Website and app data records
________________

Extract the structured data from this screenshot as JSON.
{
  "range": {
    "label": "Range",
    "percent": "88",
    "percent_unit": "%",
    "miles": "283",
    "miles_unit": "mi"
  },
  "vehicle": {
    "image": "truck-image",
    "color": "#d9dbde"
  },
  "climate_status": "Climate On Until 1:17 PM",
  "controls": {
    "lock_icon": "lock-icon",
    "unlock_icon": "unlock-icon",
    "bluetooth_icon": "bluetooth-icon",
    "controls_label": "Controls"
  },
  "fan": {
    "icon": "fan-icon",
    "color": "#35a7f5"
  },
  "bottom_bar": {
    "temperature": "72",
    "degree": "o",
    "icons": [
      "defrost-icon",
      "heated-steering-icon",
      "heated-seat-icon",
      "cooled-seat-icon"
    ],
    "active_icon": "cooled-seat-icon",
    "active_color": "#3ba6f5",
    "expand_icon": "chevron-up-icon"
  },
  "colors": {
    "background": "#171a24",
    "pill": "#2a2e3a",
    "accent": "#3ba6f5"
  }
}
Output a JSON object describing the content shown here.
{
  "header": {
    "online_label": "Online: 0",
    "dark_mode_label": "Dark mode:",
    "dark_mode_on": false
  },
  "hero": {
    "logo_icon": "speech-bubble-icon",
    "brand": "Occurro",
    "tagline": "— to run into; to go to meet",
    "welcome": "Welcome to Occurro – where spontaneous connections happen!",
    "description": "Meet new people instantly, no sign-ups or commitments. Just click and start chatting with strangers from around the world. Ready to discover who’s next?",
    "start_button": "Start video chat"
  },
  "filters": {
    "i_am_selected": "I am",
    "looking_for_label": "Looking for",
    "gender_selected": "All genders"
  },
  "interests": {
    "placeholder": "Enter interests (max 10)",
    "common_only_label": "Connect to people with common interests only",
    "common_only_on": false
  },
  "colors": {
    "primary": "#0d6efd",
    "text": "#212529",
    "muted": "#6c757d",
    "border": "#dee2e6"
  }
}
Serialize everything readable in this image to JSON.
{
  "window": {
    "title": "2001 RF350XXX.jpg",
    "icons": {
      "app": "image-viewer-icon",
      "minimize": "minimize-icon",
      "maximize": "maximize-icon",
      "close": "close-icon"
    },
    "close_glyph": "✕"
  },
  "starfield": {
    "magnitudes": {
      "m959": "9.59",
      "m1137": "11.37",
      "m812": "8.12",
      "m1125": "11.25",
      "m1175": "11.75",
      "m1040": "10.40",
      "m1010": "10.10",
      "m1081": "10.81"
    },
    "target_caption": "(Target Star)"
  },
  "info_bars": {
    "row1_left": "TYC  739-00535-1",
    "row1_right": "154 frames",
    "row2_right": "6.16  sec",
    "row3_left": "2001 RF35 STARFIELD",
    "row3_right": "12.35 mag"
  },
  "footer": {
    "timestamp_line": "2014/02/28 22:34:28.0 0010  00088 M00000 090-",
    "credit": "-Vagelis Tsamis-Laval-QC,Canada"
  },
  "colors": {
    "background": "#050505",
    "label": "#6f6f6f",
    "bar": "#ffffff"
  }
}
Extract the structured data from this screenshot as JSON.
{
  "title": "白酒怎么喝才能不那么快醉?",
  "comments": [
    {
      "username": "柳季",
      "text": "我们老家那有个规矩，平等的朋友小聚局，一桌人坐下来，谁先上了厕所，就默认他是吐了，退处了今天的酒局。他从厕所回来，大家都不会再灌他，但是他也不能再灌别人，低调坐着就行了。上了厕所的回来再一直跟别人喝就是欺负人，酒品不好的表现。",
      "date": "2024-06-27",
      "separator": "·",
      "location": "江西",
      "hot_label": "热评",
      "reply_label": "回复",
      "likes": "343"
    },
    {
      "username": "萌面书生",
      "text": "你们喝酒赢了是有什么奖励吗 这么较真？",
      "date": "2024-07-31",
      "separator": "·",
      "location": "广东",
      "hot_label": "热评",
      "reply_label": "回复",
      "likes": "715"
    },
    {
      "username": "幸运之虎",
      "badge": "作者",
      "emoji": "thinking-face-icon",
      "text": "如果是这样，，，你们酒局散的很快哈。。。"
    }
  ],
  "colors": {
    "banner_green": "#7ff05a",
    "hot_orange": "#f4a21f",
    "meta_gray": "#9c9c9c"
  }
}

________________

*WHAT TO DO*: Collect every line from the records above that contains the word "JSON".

*WRITTEN ANSWER*:
Extract the structured data from this screenshot as JSON.
Output a JSON object describing the content shown here.
Serialize everything readable in this image to JSON.
Extract the structured data from this screenshot as JSON.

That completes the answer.